If it doesn't make a profit how does ANZ get its $380million  loan back, how do you value it.

If it looks like a horses butt and smells like a horses butt it probably is.

The only option is to sell it to the Chinese.

And then the question is, would the OIO approve it?

Have to ask the govt that one?

Wouldn't surprise me if we see the likes of NZ Super Fund/ACC etc buy it. 

Anyone know who the other shareholders are?

Companies Office records show:

Allocation 1:537370 shares - South Canterbury Finance


Allocation 2:333340 shares - Alan John PYE


Allocation 3:133335 shares - Dale Ann ARMER


Allocation 4:133335 shares - Colin Charles ARMER


Allocation 5:133330 shares - LITTLE COW COMPANY LLC


Allocation 6:133330 shares - PALS PLUS LLC


Allocation 7:133330 shares - N Z COW COMPANY LLC


Allocation 8:62630 shares - JAGEWI lTD

A comment I previously made is that Dairy Holdings is worth bugger all and from looking at comments from David Hillary’s blog it is possibly worthless.

They should get Sandy Maier to run this sale. He is good with valuations and create transfers of this asset

The shares at a $25kgms on 2009’s books possibly have a negative market equity value. Factor in share milk/management contracts and we could even guess that Shareholder Loan Guarantees are also involved it could be a lot worse.


2009 kgms



2009 Liabilities

Equity Value






Ref: David Hillary-

This poor guy now has a security guard outside his farm, last lot of comments an an interesting thread, dairy farming must be going great

FYI, I have updated this with comments from the NZ Super Fund.

Gareth, would be interested in comments from NZ  Super Fund, last time I was in contact with them they wanted to wait and see.

NZ Super Fund are very aware there is going to be a lot of forced farm sales and they will be able to buy in at good prices.

There is a comment from them in the story. I agree, they shouldn't be short of cheap buying opportunities.

Orrs comments that Super Fund could be an investment partner means probably they will partner with overseas investors. My understanding SF has 300-500 million to spend over 3-5 years.
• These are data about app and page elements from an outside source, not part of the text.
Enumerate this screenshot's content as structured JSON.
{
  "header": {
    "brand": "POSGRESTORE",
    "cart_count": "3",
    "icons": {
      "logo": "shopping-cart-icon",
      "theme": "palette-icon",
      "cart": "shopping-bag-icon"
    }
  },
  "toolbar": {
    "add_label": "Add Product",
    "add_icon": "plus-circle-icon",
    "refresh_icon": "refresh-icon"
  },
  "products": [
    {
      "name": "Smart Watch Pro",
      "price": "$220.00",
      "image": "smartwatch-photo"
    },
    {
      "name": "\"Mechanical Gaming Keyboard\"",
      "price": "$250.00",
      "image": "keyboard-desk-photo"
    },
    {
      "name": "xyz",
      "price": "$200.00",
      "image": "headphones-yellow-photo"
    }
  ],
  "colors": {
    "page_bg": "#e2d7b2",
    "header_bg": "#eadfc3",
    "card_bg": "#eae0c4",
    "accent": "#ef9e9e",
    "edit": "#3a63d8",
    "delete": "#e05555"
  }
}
The new OIO rules I think investors can purchase dairy 10 times the average size of dairy farm 172 hct and same for sheep and beef av size  times 10. Problem for Fonterra redemption risk on supply shares. Would be good to see these farms bought and then reconverted to smaller units for sharemilking couples and balloted out to allow younger farmers to enter industry and NZ retain protein production. Economy of scale works to a certain point and then becomes inefficient with staff issues, machinery etc. Let the keen young ones have a go.